Page and application data records:
● ● ● ● ● ● ●

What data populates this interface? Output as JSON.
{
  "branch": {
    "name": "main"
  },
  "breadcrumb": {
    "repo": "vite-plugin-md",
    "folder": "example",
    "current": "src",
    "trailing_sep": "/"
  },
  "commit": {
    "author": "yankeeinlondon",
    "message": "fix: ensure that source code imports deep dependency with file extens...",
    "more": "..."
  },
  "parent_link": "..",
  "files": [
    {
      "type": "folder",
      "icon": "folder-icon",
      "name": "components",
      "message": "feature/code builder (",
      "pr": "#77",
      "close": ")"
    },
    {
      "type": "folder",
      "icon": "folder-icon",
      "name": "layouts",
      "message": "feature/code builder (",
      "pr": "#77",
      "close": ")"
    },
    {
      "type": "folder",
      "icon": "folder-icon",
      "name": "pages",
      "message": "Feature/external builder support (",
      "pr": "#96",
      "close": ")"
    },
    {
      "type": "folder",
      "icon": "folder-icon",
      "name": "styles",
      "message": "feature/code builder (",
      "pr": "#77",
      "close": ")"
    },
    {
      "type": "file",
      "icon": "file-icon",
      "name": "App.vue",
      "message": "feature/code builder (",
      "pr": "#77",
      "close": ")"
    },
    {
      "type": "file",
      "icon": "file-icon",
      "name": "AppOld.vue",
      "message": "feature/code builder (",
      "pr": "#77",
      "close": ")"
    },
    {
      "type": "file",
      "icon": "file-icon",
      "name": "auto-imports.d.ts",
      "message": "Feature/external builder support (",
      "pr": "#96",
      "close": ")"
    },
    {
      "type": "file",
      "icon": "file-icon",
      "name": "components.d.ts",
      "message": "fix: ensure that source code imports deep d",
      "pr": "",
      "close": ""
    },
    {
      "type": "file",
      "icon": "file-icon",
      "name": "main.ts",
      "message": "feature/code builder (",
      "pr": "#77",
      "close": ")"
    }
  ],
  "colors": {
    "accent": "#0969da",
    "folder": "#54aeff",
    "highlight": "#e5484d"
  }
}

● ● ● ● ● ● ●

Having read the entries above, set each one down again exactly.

What data populates this interface? Output as JSON.
{
  "branch": {
    "name": "main"
  },
  "breadcrumb": {
    "repo": "vite-plugin-md",
    "folder": "example",
    "current": "src",
    "trailing_sep": "/"
  },
  "commit": {
    "author": "yankeeinlondon",
    "message": "fix: ensure that source code imports deep dependency with file extens...",
    "more": "..."
  },
  "parent_link": "..",
  "files": [
    {
      "type": "folder",
      "icon": "folder-icon",
      "name": "components",
      "message": "feature/code builder (",
      "pr": "#77",
      "close": ")"
    },
    {
      "type": "folder",
      "icon": "folder-icon",
      "name": "layouts",
      "message": "feature/code builder (",
      "pr": "#77",
      "close": ")"
    },
    {
      "type": "folder",
      "icon": "folder-icon",
      "name": "pages",
      "message": "Feature/external builder support (",
      "pr": "#96",
      "close": ")"
    },
    {
      "type": "folder",
      "icon": "folder-icon",
      "name": "styles",
      "message": "feature/code builder (",
      "pr": "#77",
      "close": ")"
    },
    {
      "type": "file",
      "icon": "file-icon",
      "name": "App.vue",
      "message": "feature/code builder (",
      "pr": "#77",
      "close": ")"
    },
    {
      "type": "file",
      "icon": "file-icon",
      "name": "AppOld.vue",
      "message": "feature/code builder (",
      "pr": "#77",
      "close": ")"
    },
    {
      "type": "file",
      "icon": "file-icon",
      "name": "auto-imports.d.ts",
      "message": "Feature/external builder support (",
      "pr": "#96",
      "close": ")"
    },
    {
      "type": "file",
      "icon": "file-icon",
      "name": "components.d.ts",
      "message": "fix: ensure that source code imports deep d",
      "pr": "",
      "close": ""
    },
    {
      "type": "file",
      "icon": "file-icon",
      "name": "main.ts",
      "message": "feature/code builder (",
      "pr": "#77",
      "close": ")"
    }
  ],
  "colors": {
    "accent": "#0969da",
    "folder": "#54aeff",
    "highlight": "#e5484d"
  }
}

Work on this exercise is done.